A healthy body includes a healthy mind. Yoga and Pilates were popular before Covid-19, but this has intensified as more and more people want to combine physical training with mental relaxation. This may be due to job-related stress, home-schooling with children, financial and health fears connected to the pandemic. Progressive muscle relaxation, mindfulness-based stress reduction, meditation, mindfulness and biofeedback are a few of the other ways to strengthen body-mind connections and achieve positive wellbeing.
Online training is here to stay, whether via a screen on your spinning bike, an interactive TV in your home gym, or just an online class viewed on your mobile or laptop. Even when gyms are open as normal, the online mode will remain on-trend as it offers more flexible, specialised guidance.
A great way to motivate you at home is to work one-to-one with your personal trainer on an online platform. Regular workouts provide fresh fitness content, and your trainer can review your progress and make recommendations for the next session. Covid-19 restrictions have encouraged more gyms and PTs to expand their online presence so people can train no matter where they are, and fit it around their lifestyle.
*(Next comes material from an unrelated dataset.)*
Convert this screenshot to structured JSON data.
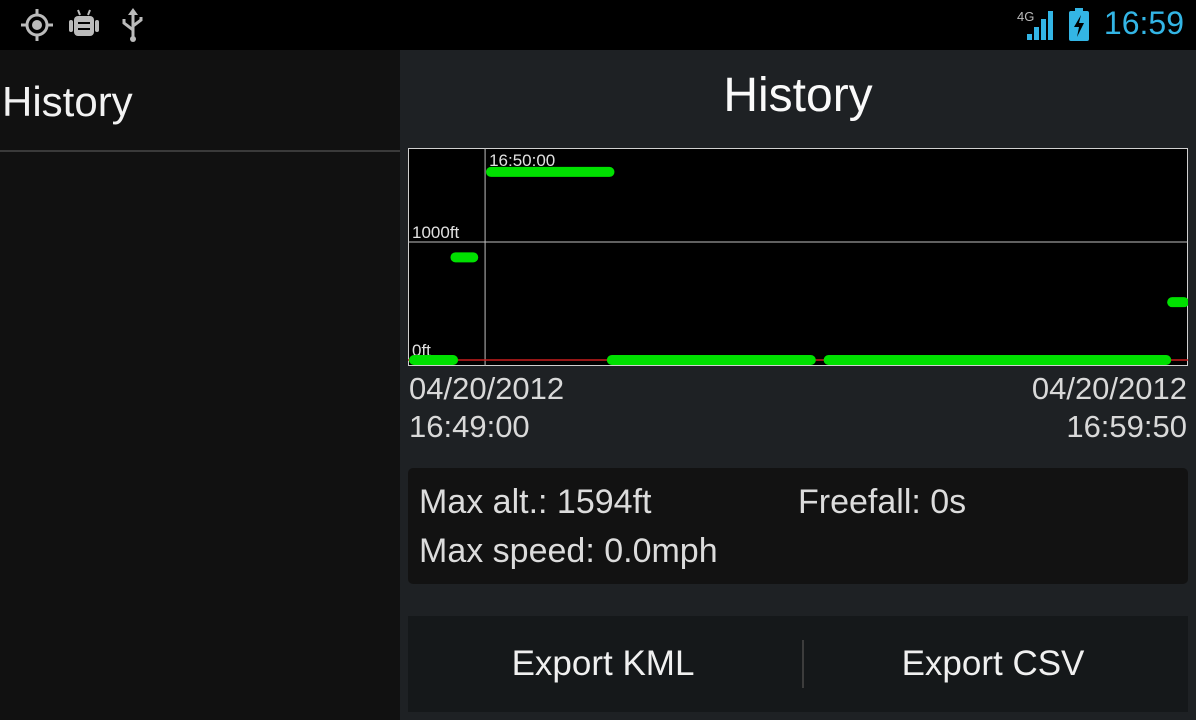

Outdoor fitness has seen gains through 2020 whilst gyms were closed, and it’s also a much lower Covid-19 risk than indoors. Lockdown saw a rise in bootcamps in parks, as a way around the ban on indoor gym classes. This trend is set to continue into 2021 as people enjoy mixing up their fitness routine with getting out in the fresh air and all the health benefits it brings.
We’re not just talking fitness trackers and smartwatches, but also heart rate monitors and GPS trackers (for charting cycling and running routes). Helping you to keep on track with your goals, data is specific to your requirements and activity and therefore make fitness more personalised. Over the years capabilities have expanded, and we’re now seeing AI and VR fitness solutions emerge which bring a whole new level to high-tech workouts.
High-intensity interval training (HIIT) was very popular in 2020, and this will continue into 2021. The technique burns calories fast, and takes significantly less time than regular exercises, making it appealing to busy people. It’s also really accessible to do at home, requiring little space and limited equipment.
Full Day Training
Full day training divides your programme into several smaller workouts – think yoga when you get out of bed, a walk or run at lunchtime and an explosive HIIT workout in the evening. It might sound full-on, but it actually makes regular training easier to accommodate in everyday life, and it’s easy to develop a routine. If you’re WFH it’s even easier!